WORK TO BE COMPLETED:
Look through the entries below for the string "number", and copy each line where it is found.

Items from an interface collection:
§
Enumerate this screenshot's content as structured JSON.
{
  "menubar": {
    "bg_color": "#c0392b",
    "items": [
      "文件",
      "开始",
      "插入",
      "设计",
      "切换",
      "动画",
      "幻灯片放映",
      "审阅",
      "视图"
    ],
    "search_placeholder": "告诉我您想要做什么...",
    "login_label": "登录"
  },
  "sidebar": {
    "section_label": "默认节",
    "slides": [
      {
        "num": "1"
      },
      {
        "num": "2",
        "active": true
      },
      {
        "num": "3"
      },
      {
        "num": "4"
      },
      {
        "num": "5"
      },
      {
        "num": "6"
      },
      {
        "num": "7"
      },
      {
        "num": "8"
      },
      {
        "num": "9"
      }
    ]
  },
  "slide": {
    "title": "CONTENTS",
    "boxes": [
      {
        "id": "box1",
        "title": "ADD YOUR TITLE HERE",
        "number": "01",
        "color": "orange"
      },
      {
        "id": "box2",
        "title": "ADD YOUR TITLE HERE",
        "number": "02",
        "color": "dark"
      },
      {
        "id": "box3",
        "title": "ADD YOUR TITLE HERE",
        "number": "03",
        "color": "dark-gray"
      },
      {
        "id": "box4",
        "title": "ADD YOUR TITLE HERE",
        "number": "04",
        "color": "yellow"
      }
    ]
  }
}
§
ANSWER TO THIS TASK:
        "number": "01",
        "number": "02",
        "number": "03",
        "number": "04",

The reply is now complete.